Switching to a heart-healthy diet is an important lifestyle change that can help your loved one control important risk factors that contribute to the progression of PAD, like high blood pressure, high cholesterol, and excess weight. Encourage them to learn about the guidelines from the American Heart Association and, if you’re able, be a partner in heart-healthy eating by preparing recipes together that include lots of fruits, veggies, and lean protein.

Get them to doctor’s appointments

Your loved one may need help getting to doctor’s appointments, especially if they have trouble moving around or are recovering from surgery. Make sure you know when the appointments are scheduled and make a game plan for the day to get them there on time. Remind them that completing this personalized conversation starter can help the appointment go more smoothly and ensure they get all their questions answered.

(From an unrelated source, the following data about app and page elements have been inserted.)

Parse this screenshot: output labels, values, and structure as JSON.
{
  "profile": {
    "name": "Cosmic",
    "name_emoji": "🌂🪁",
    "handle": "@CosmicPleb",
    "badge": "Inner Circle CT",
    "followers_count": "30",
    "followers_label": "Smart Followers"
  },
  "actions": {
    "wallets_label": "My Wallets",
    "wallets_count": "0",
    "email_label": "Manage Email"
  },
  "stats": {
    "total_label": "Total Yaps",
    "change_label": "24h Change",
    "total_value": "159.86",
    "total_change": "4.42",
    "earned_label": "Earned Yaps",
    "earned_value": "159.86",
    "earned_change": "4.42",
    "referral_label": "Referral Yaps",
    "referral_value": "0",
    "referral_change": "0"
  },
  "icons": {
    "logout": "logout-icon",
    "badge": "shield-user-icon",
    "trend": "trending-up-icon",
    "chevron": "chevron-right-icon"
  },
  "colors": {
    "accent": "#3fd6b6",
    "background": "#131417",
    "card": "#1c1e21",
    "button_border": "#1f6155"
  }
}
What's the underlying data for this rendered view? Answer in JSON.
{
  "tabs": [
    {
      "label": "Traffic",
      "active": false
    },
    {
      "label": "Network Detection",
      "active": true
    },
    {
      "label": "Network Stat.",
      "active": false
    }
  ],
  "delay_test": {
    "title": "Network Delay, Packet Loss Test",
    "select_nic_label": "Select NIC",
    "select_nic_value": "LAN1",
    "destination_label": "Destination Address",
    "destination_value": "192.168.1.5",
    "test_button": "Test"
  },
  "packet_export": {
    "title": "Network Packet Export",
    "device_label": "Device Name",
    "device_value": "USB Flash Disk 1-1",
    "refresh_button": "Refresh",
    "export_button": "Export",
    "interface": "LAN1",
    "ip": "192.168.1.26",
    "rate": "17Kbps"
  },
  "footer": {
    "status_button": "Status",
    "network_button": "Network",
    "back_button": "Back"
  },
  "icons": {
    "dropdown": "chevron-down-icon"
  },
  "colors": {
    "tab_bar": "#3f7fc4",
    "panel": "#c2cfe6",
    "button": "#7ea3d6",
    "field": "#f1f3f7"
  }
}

Assist after surgery

If your loved one will be undergoing bypass surgery or a stent procedure, it may help to understand what their needs may be when returning home from a hospital stay. In order to heal properly, your loved one may have some physical limitations. This may require you to help out with day-to-day tasks like cooking, cleaning, and driving them to and from doctor’s appointments or other destinations. Encourage your loved one to be open about what is needed and how you can help.

Take care of yourself

Caring for a loved one with a medical condition is not easy. In addition to eating well and getting enough sleep each night, it’s essential to take time out just for you to rest and reset so you can be at your best when you are needed most. Some of these self-care tips may also be helpful in managing stress and anxiety.

Caregivers need support, too!

Reach out and connect with others who are in a caregiving role to share stories, ask questions, and find support. The American Heart Association’s support group for caregivers is a good place to start.